With new Airbus and Boeing twinjets taking center stage at the Singapore Airshow and huge untapped market potential in the region, airlines and would-be customers are paying more attention than usual to progress on the A350-900 and 787-9 flight-test programs.

The Singapore show comes as both enter key phases of their respective certification campaigns. The A350 effort is going much better than expected, says Fernando Alonso, Airbus senior vice president for flight and integration tests. The two test aircraft flying are accumulating around 100 flight hours each per month. “In previous programs, we did around 50-55 hours per aircraft and month,” Alonso says.

Airbus brought MSN3, the second test aircraft, to the air show here, where it participated in the flying display for the first time. MSN1 and MSN3 had logged a combined 1,025 flight hours and 505 cycles as of Feb. 10. That puts the A350 close to halfway through its planned test program, which is aimed at a cumulative total of around 2,500 hr. Airbus plans to deliver the first aircraft in the fourth quarter of 2014 to Qatar Airways.

Most of the work to date (669 hr. and 382 cycles) has been done by MSN1. The first A350 to fly is currently on the ground for several weeks for previously planned software and systems upgrades, while MSN3 has undergone hot-and-high and cold-weather trials in Bolivia and Canada. The aircraft made a stop in Doha for a presentation at Qatar Airways, where two of the airline's pilots flew it, before coming to Singapore. Two Singapore Airlines pilots were allowed to fly the A350 just before the opening of the show. MSN3 was due to return to Toulouse Feb. 13 after a flight scheduled to last 14.5 hr., its longest yet.

According to Alonso, Airbus built contingencies into the schedule in case of difficulties, but these were not required. Because he expects a larger number of requests for late modifications, he has “no hope,” however, that the certification and test program can be accelerated. On the other hand, he is very confident that entry into service will not be delayed. “We have taken a lot of risk out of the program,” he notes. Two more test aircraft, MSN2 and MSN4, are going to fly before the end of February, MSN2 with the first full cabin installed. MSN5 is planned to fly in May.

All the configurations of the aircraft—flaps and slats settings for various flight phases among others—are now defined and frozen. Certification testing involving airworthiness authorities has begun. Following the Bolivia and Canada trials, the A350 will undergo another round of extreme temperature tests in May at the McKinley Climatic Laboratory at Eglin AFB, Fla. The hangar, which will be cooled to -40C (-40F) and heated to +45 C, has been used by many previous programs including the 787 most recently.
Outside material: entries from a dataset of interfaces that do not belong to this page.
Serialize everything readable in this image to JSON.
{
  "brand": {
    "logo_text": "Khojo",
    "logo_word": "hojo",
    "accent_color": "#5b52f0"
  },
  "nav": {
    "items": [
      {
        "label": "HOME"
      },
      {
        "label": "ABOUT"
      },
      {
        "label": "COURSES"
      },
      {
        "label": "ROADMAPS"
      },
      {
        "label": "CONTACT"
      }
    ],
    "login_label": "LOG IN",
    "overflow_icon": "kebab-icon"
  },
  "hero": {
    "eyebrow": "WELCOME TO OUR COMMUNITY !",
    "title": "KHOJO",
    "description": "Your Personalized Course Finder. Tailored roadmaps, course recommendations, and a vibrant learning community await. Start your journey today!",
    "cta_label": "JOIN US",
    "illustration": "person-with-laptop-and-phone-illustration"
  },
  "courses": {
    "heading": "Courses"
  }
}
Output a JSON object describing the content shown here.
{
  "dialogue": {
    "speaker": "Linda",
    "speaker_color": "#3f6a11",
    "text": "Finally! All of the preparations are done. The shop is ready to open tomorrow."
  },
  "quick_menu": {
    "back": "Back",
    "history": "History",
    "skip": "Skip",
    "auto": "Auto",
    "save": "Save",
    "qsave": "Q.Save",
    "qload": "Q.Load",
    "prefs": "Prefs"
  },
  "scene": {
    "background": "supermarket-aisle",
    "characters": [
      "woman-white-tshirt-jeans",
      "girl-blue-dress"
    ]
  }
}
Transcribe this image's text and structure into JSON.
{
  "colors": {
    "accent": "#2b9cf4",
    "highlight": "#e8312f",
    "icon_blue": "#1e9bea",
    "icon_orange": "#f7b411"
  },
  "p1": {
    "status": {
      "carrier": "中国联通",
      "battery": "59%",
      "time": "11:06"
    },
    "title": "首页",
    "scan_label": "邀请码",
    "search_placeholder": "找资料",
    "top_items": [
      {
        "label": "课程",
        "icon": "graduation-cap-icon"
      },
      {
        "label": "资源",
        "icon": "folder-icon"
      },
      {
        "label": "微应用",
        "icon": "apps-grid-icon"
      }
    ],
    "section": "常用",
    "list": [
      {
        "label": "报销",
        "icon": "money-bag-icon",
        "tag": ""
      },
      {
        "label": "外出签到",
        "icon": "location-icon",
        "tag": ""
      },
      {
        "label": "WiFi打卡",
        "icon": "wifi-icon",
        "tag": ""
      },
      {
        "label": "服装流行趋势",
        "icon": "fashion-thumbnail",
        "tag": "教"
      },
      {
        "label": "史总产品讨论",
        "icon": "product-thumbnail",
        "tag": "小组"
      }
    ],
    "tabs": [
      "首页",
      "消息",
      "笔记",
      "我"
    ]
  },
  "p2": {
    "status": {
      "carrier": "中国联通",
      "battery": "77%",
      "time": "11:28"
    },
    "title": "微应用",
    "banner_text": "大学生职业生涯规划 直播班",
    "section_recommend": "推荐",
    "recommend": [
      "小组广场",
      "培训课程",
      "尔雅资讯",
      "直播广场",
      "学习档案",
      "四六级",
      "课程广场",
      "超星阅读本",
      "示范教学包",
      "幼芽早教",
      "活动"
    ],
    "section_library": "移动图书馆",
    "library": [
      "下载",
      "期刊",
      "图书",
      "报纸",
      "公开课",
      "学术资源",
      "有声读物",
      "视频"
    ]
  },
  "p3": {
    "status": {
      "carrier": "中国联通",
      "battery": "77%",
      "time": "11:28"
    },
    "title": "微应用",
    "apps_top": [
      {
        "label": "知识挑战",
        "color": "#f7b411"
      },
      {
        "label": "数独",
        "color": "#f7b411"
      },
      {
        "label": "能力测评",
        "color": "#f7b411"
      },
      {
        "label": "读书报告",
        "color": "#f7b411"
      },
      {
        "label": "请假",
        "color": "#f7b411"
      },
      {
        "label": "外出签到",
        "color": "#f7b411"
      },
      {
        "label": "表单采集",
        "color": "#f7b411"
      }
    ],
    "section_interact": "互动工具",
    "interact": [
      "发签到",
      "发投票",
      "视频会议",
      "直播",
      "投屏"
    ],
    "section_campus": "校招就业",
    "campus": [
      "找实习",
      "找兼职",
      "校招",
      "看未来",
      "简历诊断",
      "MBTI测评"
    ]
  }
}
Thanks to Qatar Airways, visitors to the Singapore Airshow also had the first opportunity to see the 787 alongside its arch-rival. The Doha-based carrier, which from later this year will operate both models, is the first airline to display a 787-8 here. With nine 787s already delivered and 51 more on order, Qatar flies the Boeing twinjet on routes to Europe and the Middle East, and from March will fly the type to Singapore as the fleet expands.

Boeing, meanwhile, continues to advance rapidly with flight tests of the 787-9, the first of two stretch derivatives in development. “We are progressing through the test program at a rate as good or better than we expected,” says Boeing's vice president for airplane development, Scott Fancher. Both General Electric- and Rolls-Royce-powered versions are now into full certification flight tests following FAA type inspection authorization (TIA) approval. “We had multiple TIA updates on the 787 and 747-8, and the fact the first TIA gives us approval to completion of certification indicates the aircraft were fully configured.”

The first 787-9, a Rolls Trent 1000-powered aircraft dubbed ZB001, is undergoing takeoff performance tests at the 15,000-ft.-long main runway at Edwards AFB, Calif. A second 787-9, ZB002, is being used to test the auto-land system. ZB021, a GEnx-1B-powered aircraft that joined the flight-test program in November, is conducting performance landing and brake work at Edwards after performing rejected-takeoff trials on a wet runway in Roswell, N.M.

In all, five aircraft will be involved in the program. The fourth and fifth 787-9s will be production aircraft with full interiors with ZB197, an aircraft destined ultimately for All Nippon Airways.

Tap the icon in the digital edition of AW&ST to watch Guy Norris discuss key A350 design features in a walk-around at the Singapore Airshow, or go to AviationWeek.com/singapore

Tap the icon in the digital edition of AW&ST to watch Airbus Chief Test Pilot Peter Chandler discuss the A350 test program with Aviation Week at the Singapore Airshow, or go to AviationWeek.com/singapore